The author or editor of four books and more than 75 papers and book chapters, Ogunnaike has served as associate editor of the Institute of Electrical and Electronics Engineers’ IEEE Transactions on Control Systems Technology, and he is associate editor of the American Chemical Society’s Industrial & Engineering Chemistry.
An outstanding scholar and mentor, Ogunnaike joins five other UD College of Engineering faculty and emeritus faculty as National Academy of Engineering members. They include Mark Barteau, Dominic Di Toro, David L. Mills, T. W. Fraser Russell and Stanley Sandler.
Lynn Snyder-Mackler, Alumni Distinguished Professor of Physical Therapy, has spent the past two decades developing evidence-based approaches to the rehabilitation of knee injuries.
Now, her dedication and track record of accomplishment have been recognized with a prestigious MERIT (Method to Extend Research in Time) Award from the National Institutes of Health (NIH). The elite award, given at the discretion of the NIH, provides up to 10 years of research funding.
Snyder-Mackler’s work has focused on knee, shoulder and spine rehabilitation, but she is perhaps best known for her work on anterior cruciate ligament (ACL) injuries.
Most recently, she and her research team have collaborated with researchers and clinicians at Oslo University Hospital in Norway in the development of a screening procedure to provide clinicians with treatment options, including non-surgical alternatives, that may improve function after ACL injury and reconstruction. In Norway, no one has reconstructive surgery without first undergoing at least three months of rehabilitation.
A delay in surgery enables some people, a group Snyder-Mackler calls copers, to regain knee stability simply through neuromuscular training. But which people fall into that category and which are non-copers? And can non-copers become copers — and vice versa — through rehabilitative therapy?
A collaboration over the past five years with Prof. May Arna Risberg and orthopedic surgeon Dr. Lars Engebresen in Oslo has provided considerable evidence to support the hypothesis that there is a differential response to ACL injury and that this response can be affected by rehabilitation. Stability strategies also can change, with non-copers becoming more stable, and potential copers becoming unstable.
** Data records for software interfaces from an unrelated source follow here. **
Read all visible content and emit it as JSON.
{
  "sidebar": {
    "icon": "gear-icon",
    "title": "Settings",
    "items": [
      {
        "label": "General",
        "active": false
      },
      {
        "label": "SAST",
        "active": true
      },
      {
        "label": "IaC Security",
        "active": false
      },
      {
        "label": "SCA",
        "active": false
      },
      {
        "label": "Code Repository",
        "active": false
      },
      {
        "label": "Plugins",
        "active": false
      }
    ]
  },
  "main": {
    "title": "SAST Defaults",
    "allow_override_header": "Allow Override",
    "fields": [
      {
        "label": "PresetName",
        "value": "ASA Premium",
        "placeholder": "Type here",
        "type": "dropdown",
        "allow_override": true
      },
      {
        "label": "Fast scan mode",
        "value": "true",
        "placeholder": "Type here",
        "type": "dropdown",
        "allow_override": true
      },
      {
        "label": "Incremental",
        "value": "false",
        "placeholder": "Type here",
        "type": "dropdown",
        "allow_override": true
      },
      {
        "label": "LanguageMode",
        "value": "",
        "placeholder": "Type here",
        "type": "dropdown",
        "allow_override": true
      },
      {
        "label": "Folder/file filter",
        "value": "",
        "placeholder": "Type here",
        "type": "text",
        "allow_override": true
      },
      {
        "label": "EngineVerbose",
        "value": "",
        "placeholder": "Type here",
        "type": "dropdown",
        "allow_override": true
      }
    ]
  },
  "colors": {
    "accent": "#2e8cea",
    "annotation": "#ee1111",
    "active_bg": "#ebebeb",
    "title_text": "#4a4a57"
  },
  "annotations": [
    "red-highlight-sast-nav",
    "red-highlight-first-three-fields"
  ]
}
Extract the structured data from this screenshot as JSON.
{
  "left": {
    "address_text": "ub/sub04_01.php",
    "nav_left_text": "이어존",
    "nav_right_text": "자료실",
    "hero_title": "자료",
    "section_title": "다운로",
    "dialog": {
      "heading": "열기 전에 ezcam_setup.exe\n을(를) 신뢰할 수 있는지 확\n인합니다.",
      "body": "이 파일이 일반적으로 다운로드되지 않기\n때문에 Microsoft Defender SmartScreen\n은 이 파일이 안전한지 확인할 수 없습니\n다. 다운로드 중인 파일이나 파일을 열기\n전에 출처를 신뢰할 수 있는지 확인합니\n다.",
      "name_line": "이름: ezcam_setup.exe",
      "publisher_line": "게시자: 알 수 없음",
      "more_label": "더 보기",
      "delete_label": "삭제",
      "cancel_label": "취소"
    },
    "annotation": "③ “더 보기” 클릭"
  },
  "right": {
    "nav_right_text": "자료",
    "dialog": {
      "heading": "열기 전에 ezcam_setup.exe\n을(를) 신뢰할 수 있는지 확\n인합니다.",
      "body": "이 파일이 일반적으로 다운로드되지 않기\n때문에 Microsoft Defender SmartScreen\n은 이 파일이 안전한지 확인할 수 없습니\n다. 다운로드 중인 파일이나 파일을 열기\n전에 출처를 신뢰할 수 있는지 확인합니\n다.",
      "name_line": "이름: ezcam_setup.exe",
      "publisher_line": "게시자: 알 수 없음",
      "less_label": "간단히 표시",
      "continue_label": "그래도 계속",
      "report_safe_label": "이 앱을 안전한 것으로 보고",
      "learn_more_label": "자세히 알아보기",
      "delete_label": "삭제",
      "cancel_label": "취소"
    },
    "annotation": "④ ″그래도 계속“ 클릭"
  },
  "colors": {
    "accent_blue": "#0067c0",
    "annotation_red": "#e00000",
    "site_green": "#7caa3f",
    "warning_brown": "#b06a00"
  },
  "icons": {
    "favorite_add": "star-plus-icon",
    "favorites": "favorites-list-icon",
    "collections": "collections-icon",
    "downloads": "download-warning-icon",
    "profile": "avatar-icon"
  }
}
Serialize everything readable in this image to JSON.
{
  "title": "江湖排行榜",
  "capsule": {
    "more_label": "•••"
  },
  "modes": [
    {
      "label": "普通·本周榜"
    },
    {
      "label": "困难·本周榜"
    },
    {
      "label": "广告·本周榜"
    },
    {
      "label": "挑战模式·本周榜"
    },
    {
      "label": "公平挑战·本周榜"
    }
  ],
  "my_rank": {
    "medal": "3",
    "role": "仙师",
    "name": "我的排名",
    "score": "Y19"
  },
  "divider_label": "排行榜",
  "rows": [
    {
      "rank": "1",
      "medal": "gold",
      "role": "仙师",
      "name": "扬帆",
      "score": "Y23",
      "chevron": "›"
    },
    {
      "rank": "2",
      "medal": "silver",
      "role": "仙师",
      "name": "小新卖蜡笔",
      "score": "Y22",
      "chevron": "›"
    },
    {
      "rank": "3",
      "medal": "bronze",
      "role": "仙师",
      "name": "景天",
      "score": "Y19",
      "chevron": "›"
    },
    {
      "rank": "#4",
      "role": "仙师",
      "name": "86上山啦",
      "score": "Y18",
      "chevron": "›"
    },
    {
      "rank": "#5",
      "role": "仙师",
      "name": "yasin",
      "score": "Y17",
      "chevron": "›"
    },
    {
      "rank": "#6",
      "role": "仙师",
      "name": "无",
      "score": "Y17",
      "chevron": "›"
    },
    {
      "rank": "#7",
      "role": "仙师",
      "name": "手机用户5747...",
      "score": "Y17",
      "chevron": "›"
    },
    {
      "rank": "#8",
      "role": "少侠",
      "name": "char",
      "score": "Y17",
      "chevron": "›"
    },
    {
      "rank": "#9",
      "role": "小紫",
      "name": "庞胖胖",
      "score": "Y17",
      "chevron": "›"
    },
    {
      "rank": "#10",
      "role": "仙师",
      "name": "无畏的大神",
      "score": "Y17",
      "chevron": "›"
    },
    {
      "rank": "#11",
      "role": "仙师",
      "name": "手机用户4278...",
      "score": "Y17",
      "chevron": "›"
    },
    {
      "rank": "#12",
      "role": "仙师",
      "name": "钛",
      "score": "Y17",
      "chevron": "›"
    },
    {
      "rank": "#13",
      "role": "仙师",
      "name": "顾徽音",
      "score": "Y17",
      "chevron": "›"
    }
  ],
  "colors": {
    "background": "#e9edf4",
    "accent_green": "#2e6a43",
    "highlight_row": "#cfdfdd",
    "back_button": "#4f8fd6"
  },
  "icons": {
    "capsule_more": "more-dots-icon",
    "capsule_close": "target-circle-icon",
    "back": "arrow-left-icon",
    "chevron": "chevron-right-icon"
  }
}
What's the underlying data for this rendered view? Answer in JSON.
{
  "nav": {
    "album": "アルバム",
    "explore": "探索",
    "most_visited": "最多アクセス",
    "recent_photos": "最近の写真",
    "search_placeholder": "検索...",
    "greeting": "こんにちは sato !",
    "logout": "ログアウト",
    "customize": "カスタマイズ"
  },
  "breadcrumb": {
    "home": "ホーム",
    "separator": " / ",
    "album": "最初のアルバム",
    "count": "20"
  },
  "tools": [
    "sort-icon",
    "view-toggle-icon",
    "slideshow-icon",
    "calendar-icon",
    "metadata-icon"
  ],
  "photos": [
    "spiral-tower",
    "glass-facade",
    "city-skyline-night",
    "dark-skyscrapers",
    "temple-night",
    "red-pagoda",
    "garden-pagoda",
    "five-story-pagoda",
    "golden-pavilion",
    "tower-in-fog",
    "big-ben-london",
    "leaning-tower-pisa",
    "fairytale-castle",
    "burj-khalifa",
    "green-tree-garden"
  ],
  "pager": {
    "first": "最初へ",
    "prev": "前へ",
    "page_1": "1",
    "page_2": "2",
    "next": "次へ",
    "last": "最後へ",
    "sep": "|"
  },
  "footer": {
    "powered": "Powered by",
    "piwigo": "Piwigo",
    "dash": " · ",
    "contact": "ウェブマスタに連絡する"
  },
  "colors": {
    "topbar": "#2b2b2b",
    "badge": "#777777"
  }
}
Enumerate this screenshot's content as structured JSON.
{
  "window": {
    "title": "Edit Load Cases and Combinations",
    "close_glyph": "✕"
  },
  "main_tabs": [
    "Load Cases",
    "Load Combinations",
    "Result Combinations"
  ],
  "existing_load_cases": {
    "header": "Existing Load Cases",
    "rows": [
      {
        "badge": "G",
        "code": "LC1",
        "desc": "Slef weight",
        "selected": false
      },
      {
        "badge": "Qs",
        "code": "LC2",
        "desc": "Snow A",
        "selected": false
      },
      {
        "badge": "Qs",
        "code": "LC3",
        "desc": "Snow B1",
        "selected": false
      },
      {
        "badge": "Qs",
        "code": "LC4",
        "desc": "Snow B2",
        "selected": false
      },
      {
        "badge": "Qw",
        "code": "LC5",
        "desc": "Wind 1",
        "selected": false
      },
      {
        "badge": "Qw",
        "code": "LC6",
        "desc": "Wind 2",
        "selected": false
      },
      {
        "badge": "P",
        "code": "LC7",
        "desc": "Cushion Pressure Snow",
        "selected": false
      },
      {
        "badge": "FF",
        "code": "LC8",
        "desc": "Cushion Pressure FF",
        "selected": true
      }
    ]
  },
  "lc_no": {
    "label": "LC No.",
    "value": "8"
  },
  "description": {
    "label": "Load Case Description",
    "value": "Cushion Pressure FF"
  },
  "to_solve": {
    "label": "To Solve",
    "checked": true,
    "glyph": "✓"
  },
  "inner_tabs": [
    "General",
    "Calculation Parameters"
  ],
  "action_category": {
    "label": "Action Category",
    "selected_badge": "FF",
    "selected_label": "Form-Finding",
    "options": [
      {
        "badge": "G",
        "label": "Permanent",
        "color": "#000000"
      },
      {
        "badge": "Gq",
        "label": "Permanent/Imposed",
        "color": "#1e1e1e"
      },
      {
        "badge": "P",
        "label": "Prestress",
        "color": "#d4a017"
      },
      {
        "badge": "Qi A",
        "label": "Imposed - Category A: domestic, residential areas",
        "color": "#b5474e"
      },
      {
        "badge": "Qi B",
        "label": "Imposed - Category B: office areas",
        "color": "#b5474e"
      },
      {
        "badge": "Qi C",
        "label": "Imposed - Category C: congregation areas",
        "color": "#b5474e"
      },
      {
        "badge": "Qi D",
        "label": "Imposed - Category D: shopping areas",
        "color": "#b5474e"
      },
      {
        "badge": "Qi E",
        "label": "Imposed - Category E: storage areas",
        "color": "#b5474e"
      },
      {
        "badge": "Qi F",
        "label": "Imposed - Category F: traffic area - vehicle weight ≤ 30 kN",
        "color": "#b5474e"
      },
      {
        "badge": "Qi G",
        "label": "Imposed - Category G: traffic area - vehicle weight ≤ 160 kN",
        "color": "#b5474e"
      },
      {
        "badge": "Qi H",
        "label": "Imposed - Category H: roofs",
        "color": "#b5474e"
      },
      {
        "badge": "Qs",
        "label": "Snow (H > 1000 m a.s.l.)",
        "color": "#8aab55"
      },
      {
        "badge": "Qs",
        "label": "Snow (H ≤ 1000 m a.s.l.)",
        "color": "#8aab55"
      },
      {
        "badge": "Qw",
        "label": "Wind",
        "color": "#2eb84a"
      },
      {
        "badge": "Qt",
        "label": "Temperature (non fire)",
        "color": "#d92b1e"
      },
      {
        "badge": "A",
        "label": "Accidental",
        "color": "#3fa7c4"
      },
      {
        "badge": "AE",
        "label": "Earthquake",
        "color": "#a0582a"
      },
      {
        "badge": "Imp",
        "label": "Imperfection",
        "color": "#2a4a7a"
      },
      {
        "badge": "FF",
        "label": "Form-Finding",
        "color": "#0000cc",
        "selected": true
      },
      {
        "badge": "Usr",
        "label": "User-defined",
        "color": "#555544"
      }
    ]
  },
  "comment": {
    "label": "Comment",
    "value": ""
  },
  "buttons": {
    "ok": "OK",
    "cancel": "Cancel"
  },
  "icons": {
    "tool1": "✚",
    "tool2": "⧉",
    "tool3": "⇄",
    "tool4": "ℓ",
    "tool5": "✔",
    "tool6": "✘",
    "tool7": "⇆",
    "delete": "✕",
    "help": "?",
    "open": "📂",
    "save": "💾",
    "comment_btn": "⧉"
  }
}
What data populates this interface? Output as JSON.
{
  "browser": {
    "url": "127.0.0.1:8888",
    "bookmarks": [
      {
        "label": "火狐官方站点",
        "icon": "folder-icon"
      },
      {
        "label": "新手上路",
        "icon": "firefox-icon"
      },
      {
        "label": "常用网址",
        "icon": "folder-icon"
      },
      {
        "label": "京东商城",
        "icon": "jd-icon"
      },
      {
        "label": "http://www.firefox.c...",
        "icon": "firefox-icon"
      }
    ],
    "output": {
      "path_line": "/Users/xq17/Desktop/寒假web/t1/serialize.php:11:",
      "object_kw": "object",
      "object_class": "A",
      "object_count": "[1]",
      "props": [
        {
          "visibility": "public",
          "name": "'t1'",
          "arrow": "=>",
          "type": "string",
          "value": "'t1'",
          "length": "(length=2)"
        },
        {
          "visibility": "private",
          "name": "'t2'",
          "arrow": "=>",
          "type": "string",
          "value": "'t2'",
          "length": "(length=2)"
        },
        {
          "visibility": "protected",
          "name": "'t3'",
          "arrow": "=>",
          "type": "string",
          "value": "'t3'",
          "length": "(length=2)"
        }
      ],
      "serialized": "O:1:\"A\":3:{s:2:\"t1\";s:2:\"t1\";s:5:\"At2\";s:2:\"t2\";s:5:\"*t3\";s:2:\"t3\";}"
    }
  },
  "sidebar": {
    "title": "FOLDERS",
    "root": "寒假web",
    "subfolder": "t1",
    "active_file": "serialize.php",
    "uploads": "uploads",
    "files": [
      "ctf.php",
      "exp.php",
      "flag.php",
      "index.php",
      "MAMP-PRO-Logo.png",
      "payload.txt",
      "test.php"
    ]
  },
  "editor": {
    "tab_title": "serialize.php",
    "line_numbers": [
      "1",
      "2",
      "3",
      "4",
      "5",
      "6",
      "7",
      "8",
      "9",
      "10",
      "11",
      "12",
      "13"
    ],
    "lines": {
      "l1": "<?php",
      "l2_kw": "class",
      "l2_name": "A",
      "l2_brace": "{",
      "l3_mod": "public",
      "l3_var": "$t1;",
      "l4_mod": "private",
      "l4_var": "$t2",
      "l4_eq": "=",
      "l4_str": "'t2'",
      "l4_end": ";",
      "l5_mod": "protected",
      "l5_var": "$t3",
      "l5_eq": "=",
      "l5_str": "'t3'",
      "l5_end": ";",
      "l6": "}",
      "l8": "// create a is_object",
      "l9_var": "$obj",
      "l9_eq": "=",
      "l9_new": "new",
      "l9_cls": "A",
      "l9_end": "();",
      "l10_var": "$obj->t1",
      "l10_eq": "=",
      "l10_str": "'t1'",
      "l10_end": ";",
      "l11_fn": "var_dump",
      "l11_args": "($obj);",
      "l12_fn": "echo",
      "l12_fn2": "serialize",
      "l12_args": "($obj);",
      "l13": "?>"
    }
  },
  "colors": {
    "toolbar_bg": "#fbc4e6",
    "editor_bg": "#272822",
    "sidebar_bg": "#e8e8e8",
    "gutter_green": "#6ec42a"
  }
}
Snyder-Mackler’s research makes a strong argument for a period of rehabilitation for all ACL patients, but she hopes to do additional studies in what she calls a “waiting list” country, where surgery is delayed for as long as 18 months to two years.
“That could tell us even more about what happens to copers and non-copers over time and what rehabilitation strategies are most effective,” she says. “Ultimately, our goal is to obtain data that will not only guide future research but also have a direct impact on clinician and patient decision making.”
Already recognized as one of the top collegiate women’s basketball players in the nation, Elena Delle Donne recently added to her list of accolades by earning one of the highest honors possible for her work in the classroom.
Delle Donne, an early childhood education major from Wilmington, Del., with a 3.60 cumulative grade point average, was named the Academic All-American of the Year for NCAA Division I women’s basketball this past spring. The selection was made by the College Sports Information Directors of America.
“Her commitment and work ethic to the game of basketball is exceptional, but she works every bit as hard on the academic side and it shows,” said UD head coach Tina Martin. “I know this is an award that she will cherish as much as any of the others that she has earned. We are proud of her in so many ways.”
This year marks the third straight season that UD has had a student-athlete named to an Academic All-American team. Delle Donne is the first UD student-athlete in any sport to be named the Academic All-American of the Year.